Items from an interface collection
━━━

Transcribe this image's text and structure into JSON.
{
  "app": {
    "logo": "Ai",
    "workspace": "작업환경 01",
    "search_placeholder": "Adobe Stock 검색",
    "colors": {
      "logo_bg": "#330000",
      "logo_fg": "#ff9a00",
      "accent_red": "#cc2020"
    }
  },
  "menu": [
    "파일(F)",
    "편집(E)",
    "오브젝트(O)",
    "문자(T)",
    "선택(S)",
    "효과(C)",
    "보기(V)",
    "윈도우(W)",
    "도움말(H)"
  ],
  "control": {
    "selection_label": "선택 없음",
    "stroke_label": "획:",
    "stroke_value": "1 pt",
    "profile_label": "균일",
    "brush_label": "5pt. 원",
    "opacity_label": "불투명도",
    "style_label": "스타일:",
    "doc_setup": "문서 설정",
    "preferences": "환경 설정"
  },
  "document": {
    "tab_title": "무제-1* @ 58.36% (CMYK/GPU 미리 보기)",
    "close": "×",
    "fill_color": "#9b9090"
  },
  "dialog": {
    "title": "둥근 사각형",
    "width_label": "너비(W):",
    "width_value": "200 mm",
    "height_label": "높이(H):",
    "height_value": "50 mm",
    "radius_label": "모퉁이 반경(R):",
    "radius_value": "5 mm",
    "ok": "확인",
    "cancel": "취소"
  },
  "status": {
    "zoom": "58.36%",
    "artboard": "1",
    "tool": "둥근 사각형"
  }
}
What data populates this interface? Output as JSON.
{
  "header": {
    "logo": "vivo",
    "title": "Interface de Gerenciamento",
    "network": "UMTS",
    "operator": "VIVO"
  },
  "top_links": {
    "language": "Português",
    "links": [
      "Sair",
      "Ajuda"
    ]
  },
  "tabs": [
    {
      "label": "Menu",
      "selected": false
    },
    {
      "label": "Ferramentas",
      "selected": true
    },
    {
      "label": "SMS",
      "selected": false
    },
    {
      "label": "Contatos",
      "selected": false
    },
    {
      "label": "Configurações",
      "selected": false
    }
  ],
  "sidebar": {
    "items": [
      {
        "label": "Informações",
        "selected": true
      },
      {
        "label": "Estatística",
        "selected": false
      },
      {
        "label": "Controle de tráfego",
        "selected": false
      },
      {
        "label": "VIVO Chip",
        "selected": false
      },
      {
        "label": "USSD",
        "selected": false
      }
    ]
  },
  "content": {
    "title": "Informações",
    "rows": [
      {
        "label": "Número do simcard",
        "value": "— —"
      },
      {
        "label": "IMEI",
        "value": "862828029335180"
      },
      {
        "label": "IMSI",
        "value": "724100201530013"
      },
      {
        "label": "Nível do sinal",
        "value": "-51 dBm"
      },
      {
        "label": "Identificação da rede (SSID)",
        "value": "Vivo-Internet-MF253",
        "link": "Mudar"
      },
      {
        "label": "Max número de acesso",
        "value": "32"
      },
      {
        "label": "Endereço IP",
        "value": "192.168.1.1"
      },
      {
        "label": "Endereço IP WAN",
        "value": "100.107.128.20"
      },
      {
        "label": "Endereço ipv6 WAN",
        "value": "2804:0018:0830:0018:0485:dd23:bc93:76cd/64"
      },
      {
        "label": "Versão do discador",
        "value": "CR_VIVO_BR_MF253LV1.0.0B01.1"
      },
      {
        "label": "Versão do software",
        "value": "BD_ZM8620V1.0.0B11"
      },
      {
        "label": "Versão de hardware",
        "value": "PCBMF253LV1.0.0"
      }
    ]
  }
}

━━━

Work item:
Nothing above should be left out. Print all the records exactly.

Answer space:
Transcribe this image's text and structure into JSON.
{
  "app": {
    "logo": "Ai",
    "workspace": "작업환경 01",
    "search_placeholder": "Adobe Stock 검색",
    "colors": {
      "logo_bg": "#330000",
      "logo_fg": "#ff9a00",
      "accent_red": "#cc2020"
    }
  },
  "menu": [
    "파일(F)",
    "편집(E)",
    "오브젝트(O)",
    "문자(T)",
    "선택(S)",
    "효과(C)",
    "보기(V)",
    "윈도우(W)",
    "도움말(H)"
  ],
  "control": {
    "selection_label": "선택 없음",
    "stroke_label": "획:",
    "stroke_value": "1 pt",
    "profile_label": "균일",
    "brush_label": "5pt. 원",
    "opacity_label": "불투명도",
    "style_label": "스타일:",
    "doc_setup": "문서 설정",
    "preferences": "환경 설정"
  },
  "document": {
    "tab_title": "무제-1* @ 58.36% (CMYK/GPU 미리 보기)",
    "close": "×",
    "fill_color": "#9b9090"
  },
  "dialog": {
    "title": "둥근 사각형",
    "width_label": "너비(W):",
    "width_value": "200 mm",
    "height_label": "높이(H):",
    "height_value": "50 mm",
    "radius_label": "모퉁이 반경(R):",
    "radius_value": "5 mm",
    "ok": "확인",
    "cancel": "취소"
  },
  "status": {
    "zoom": "58.36%",
    "artboard": "1",
    "tool": "둥근 사각형"
  }
}
What data populates this interface? Output as JSON.
{
  "header": {
    "logo": "vivo",
    "title": "Interface de Gerenciamento",
    "network": "UMTS",
    "operator": "VIVO"
  },
  "top_links": {
    "language": "Português",
    "links": [
      "Sair",
      "Ajuda"
    ]
  },
  "tabs": [
    {
      "label": "Menu",
      "selected": false
    },
    {
      "label": "Ferramentas",
      "selected": true
    },
    {
      "label": "SMS",
      "selected": false
    },
    {
      "label": "Contatos",
      "selected": false
    },
    {
      "label": "Configurações",
      "selected": false
    }
  ],
  "sidebar": {
    "items": [
      {
        "label": "Informações",
        "selected": true
      },
      {
        "label": "Estatística",
        "selected": false
      },
      {
        "label": "Controle de tráfego",
        "selected": false
      },
      {
        "label": "VIVO Chip",
        "selected": false
      },
      {
        "label": "USSD",
        "selected": false
      }
    ]
  },
  "content": {
    "title": "Informações",
    "rows": [
      {
        "label": "Número do simcard",
        "value": "— —"
      },
      {
        "label": "IMEI",
        "value": "862828029335180"
      },
      {
        "label": "IMSI",
        "value": "724100201530013"
      },
      {
        "label": "Nível do sinal",
        "value": "-51 dBm"
      },
      {
        "label": "Identificação da rede (SSID)",
        "value": "Vivo-Internet-MF253",
        "link": "Mudar"
      },
      {
        "label": "Max número de acesso",
        "value": "32"
      },
      {
        "label": "Endereço IP",
        "value": "192.168.1.1"
      },
      {
        "label": "Endereço IP WAN",
        "value": "100.107.128.20"
      },
      {
        "label": "Endereço ipv6 WAN",
        "value": "2804:0018:0830:0018:0485:dd23:bc93:76cd/64"
      },
      {
        "label": "Versão do discador",
        "value": "CR_VIVO_BR_MF253LV1.0.0B01.1"
      },
      {
        "label": "Versão do software",
        "value": "BD_ZM8620V1.0.0B11"
      },
      {
        "label": "Versão de hardware",
        "value": "PCBMF253LV1.0.0"
      }
    ]
  }
}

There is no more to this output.